At the beginning of the year, I decided I wanted to spend 2021 learning more about and living charity. I am using the aspects of charity found in 1 Corinthians 13 to guide my study. This month, I have been concentrating on “Charity is not puffed up.”
There is a beautiful story of an event that takes places during the Last Supper. Jesus tells his disciples that one of them will betray him (Matthew 26:21-22). They all become very sorrowful, and the scripture says they “began every one of them to say unto him, Lord, is it I?”
I wonder what would have happened had I been there. Would I have looked around and zeroed in on Judas or one of the other apostles and said, “Oh, I know it’s going to be him,” or would I have looked inward and asked “Lord, is it I?”

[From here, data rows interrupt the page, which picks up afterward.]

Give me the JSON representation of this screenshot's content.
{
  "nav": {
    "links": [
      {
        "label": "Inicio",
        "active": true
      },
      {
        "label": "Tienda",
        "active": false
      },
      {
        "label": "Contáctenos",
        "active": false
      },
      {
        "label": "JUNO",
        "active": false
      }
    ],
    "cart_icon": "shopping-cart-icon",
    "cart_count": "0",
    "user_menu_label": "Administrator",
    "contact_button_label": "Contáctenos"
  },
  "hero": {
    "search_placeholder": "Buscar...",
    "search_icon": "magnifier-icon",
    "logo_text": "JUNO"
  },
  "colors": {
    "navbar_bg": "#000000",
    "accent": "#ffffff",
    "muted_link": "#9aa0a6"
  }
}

How often does our pride make us look outward to the faults of others when we should really be looking inward to our own weaknesses.

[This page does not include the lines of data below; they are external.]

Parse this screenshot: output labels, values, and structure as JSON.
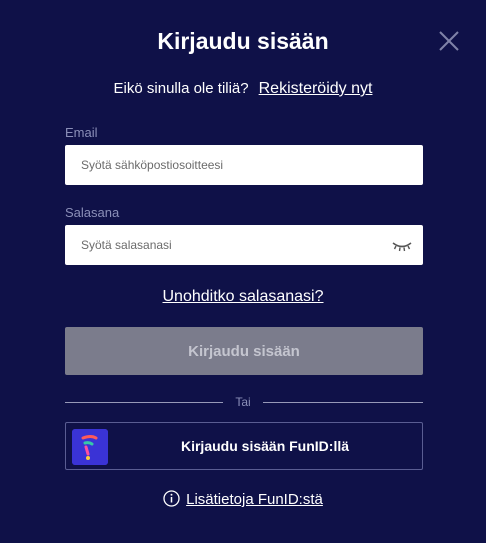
{
  "dialog": {
    "title": "Kirjaudu sisään",
    "close_icon": "close-icon"
  },
  "signup": {
    "question": "Eikö sinulla ole tiliä?",
    "link": "Rekisteröidy nyt"
  },
  "email": {
    "label": "Email",
    "placeholder": "Syötä sähköpostiosoitteesi",
    "value": ""
  },
  "password": {
    "label": "Salasana",
    "placeholder": "Syötä salasanasi",
    "value": "",
    "toggle_icon": "eye-closed-icon"
  },
  "forgot_link": "Unohditko salasanasi?",
  "login_button": "Kirjaudu sisään",
  "divider": "Tai",
  "funid": {
    "button_label": "Kirjaudu sisään FunID:llä",
    "logo_icon": "funid-logo-icon"
  },
  "info": {
    "icon": "info-icon",
    "link": "Lisätietoja FunID:stä"
  },
  "colors": {
    "background": "#0f1148",
    "disabled_button": "#7b7c8c",
    "label": "#8b8fb8",
    "funid_brand": "#3a33d6"
  }
}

There is a story of a young couple who moves into a new house. The wife looks out the window every week when her neighbor hangs her laundry. “Look at those dingy sheets,” the wife complains. “Doesn’t that woman know anything about washing clothes?” Week after week this goes on, the wife criticizing the neighbor for how she does her laundry. One morning, the wife looks out her window and gasps. The neighbor’s whites are brilliantly clean, waving in the breeze as they hang on the line. “Well,” she exclaims. “My neighbor has finally learned to do her laundry.” Her husband glances out the window and says, “Oh, my dear, I think she’s been doing her laundry the same ever since we got here. I washed the windows yesterday.”
I think pride gets in the way of charity because we cannot truly show love and judge someone at the same time. If we think we are better than another person, how can we feel anything but a sense of superiority and show a condescending type of kindness? Do we try to ask: “Lord, is it I?”
“Lord, is it the neighbor’s laundry or my windows? Is it my neighbor’s mote or my beam?”
Rick Warren pointed out that when we try to rid ourselves of pride, we don’t think less of ourselves but rather we think of ourselves less. Writer G. K. Chesterton wrote:
How much larger your life would be if your self could become smaller in it. . . . You would break out of this tiny and tawdry theatre in which your own little plot is always being played, and you would find yourself under a freer sky, in a street full of splendid strangers.
We should also never confuse meekness with weakness. “It has been said that meekness is not a recognition of our weakness but rather a recognition of the true source of our strength. There is nothing weak about meek. It is just that when we are humble and meek, we don’t elevate ourselves; we elevate God” (Wilford W. Andersen).
Pride is counter to the concept that we can do nothing of ourselves. Our strength comes from God. God wants us to turn our pride over to Him and let him be the doer of our deeds and the Savior of our souls.
Trust in the Lord with all thine heart and lean not unto thine own understanding. Proverbs 3:5